Microchipping for cats and dogs is now compulsory in VIC, NSW, ACT, QLD and WA, and only compulsory for dogs in Tasmania. With saying this, it is important to microchip your pet so that in the event they become lost and get handed in to a charity or a local vets, they can easily be identified by scanning their microchip and be returned to you.
As an important part of responsible pet ownership (alongside pet insurance) it vastly improves the chance of you and your lost pet being reunited. However, many dog owners still have questions and reservations about the benefits of microchipping and why the government has made it a legal requirement.
Petplan takes a look at some of the key questions around the issue and why you should ensure your dog is microchipped.
Why is the government making microchipping a legal requirement?
The key objective for making microchipping a legal requirement is to improve animal welfare by increasing traceability and encouraging responsible dog ownership.
An increase in lost dogs will be reunited with their owners quicker and therefore save charities the cost of boarding the dogs. Traceability back to the breeders will in the long term lead to health improvements in the dogs as poor breeding conditions and practices lead to health and congenital problems.
What is a microchip and will it hurt my dog?
A microchip is a small electronic chip around the size of a grain of rice.
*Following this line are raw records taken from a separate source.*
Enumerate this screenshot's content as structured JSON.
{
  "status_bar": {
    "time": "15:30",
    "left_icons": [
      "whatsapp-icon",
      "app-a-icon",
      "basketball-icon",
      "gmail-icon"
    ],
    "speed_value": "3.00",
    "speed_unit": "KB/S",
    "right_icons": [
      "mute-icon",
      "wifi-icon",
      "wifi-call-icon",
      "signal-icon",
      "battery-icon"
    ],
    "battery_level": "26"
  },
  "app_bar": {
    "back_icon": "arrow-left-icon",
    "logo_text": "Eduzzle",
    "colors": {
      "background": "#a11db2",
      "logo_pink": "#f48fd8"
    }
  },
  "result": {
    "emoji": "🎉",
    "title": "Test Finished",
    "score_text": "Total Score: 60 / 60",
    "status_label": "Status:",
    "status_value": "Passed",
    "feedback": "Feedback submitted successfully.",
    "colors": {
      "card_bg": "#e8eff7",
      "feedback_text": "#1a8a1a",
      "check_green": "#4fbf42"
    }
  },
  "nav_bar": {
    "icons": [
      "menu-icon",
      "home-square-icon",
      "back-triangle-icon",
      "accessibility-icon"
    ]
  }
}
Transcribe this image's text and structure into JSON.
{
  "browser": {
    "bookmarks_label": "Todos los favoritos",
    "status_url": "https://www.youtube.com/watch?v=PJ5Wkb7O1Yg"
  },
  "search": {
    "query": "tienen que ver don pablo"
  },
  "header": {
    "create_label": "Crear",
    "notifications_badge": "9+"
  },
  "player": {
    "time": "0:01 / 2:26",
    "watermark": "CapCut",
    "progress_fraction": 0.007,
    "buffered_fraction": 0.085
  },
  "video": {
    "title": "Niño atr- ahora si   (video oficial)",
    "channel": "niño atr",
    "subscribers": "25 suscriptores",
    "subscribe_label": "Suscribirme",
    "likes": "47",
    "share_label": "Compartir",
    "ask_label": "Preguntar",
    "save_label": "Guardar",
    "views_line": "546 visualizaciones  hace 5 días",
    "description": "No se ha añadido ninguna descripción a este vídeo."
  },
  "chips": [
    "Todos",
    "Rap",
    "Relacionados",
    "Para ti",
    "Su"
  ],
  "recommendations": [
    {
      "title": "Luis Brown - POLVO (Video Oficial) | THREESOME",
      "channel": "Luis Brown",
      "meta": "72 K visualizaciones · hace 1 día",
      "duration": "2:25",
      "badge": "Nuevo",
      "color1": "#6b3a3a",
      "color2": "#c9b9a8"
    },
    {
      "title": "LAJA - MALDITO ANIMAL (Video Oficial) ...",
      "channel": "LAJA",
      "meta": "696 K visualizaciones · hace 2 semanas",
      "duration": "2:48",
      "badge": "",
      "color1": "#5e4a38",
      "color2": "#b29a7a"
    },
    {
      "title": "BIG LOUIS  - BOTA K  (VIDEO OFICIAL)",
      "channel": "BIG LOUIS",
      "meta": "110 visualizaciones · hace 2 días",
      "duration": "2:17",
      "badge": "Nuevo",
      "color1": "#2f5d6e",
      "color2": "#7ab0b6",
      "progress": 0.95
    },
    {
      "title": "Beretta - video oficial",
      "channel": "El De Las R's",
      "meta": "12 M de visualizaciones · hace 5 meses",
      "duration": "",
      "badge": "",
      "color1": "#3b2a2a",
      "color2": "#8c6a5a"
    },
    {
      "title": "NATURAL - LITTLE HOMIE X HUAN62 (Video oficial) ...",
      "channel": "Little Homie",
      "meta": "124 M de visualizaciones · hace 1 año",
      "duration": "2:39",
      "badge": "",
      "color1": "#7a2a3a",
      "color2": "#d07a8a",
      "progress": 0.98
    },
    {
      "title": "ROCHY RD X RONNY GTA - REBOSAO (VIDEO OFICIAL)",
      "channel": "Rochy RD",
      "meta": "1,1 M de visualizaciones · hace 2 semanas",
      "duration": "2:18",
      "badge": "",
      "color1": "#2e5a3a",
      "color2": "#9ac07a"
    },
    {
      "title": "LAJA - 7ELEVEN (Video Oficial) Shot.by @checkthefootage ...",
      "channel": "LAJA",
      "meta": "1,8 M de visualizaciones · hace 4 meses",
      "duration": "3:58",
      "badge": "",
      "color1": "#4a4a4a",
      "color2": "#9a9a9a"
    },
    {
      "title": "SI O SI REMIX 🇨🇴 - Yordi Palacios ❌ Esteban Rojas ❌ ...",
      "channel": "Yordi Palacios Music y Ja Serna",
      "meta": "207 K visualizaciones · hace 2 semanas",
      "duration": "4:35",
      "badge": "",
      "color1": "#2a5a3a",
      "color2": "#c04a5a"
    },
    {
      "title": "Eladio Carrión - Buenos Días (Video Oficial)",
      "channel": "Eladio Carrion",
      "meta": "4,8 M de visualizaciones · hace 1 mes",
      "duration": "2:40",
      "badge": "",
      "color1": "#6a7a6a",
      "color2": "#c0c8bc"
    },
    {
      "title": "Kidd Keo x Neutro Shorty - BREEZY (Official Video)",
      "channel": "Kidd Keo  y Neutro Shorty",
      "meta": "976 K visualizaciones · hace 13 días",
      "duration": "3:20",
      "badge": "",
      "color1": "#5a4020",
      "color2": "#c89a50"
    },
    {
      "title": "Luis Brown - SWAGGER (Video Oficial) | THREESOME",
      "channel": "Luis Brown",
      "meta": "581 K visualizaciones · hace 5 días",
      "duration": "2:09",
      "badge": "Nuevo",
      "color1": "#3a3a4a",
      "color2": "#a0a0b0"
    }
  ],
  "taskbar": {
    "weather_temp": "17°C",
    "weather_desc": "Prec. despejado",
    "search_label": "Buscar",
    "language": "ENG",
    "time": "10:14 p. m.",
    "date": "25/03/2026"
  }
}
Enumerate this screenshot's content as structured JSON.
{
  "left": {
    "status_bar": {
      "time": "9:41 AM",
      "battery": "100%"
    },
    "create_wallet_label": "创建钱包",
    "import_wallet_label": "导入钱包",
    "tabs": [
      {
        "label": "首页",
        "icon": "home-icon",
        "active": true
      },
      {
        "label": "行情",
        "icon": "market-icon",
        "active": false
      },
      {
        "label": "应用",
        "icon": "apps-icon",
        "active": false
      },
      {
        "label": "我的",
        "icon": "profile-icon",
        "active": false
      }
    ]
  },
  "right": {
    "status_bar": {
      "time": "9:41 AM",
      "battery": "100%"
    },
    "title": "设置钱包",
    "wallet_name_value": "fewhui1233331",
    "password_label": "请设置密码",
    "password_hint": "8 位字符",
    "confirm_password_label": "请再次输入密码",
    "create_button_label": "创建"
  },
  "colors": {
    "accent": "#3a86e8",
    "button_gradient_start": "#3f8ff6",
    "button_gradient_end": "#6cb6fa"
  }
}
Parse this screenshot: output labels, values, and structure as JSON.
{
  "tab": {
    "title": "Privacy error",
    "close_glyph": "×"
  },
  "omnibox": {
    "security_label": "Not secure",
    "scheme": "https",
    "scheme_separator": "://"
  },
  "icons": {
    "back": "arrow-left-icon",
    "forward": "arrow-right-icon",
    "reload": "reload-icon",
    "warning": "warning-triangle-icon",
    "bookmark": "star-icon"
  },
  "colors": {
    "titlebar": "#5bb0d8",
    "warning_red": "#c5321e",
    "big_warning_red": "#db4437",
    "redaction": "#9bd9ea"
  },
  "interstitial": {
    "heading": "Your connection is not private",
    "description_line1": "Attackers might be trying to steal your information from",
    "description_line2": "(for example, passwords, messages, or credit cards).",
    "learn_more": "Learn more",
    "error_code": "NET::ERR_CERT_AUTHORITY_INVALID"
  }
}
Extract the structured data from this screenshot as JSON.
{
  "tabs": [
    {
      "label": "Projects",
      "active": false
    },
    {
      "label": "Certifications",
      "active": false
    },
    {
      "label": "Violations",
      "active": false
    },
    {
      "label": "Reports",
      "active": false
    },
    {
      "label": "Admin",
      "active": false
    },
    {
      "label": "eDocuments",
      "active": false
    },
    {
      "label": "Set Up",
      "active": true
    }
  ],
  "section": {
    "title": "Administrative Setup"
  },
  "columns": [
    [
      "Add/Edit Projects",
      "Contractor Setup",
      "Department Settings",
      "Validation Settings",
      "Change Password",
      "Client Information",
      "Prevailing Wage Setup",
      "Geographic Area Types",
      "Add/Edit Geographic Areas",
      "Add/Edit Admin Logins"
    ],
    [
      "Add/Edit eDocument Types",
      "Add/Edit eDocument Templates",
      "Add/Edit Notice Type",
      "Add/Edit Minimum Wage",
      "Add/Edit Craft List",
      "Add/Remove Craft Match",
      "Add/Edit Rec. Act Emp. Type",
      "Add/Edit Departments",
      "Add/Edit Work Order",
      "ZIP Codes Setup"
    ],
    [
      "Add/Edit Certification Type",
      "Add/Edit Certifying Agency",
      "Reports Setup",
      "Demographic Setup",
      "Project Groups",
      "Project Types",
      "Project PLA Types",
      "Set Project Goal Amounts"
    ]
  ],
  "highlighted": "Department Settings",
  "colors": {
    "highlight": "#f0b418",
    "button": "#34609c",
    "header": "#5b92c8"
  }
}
The owner’s details are logged onto a central database meaning that, if the dog ever becomes lost, the microchip can be scanned and the owner identified and contacted quickly.
Because the microchip is so small there isn’t any need for anaesthetic. Using a specially designed implanting device, it’s inserted between your dog’s shoulder blades and is the equivalent of getting your ear pierced.
Do all dogs need to be microchipped?
As of October 2016, it is compulsory for all dogs (except in South Australia and the Northern Territory) to be microchipped, where as it is compulsory for cats in all states (except South Australia, the Northern Territory and Tasmania).
Depending on the state, all puppies must be microchipped by the time they are 6 months old (being the most – most states are 12 weeks old) and it is illegal for breeders to sell puppies that are not microchipped and registered on an authorised database.
What do I do if my contact details change?
A dog purchased from a breeder should already be microchipped as the breeder will be the first recorded keeper of the puppy on the database, and will then transfer the ownership documents to the new owner.
If you are simply moving house you will have to let your microchip provider know by contacting them directly or visiting www.petaddress.com.au. It is vital that this is done to ensure you are reunited with your dog as soon as possible if they get lost.
What happens if I don’t get my dog microchipped?
All cats and dogs being registered with a local council (that has compulsory microchipping) for the first time must be microchipped prior to registration. You can be fined if you do not comply. In addition, councils have the power to require compulsory microchipping of all cats and dogs housed in their municipality.
You should check with your local council as to what is required in your area.
Are there any exemptions to getting your dog microchipped?
Only medical grounds can exempt your dog from getting microchipped. If you are concerned about any adverse reaction then consult with your vet before moving forward. If your vet believes it would be to the detriment of your pet’s health, then they can give you a letter to exempt your pet from being microchipped.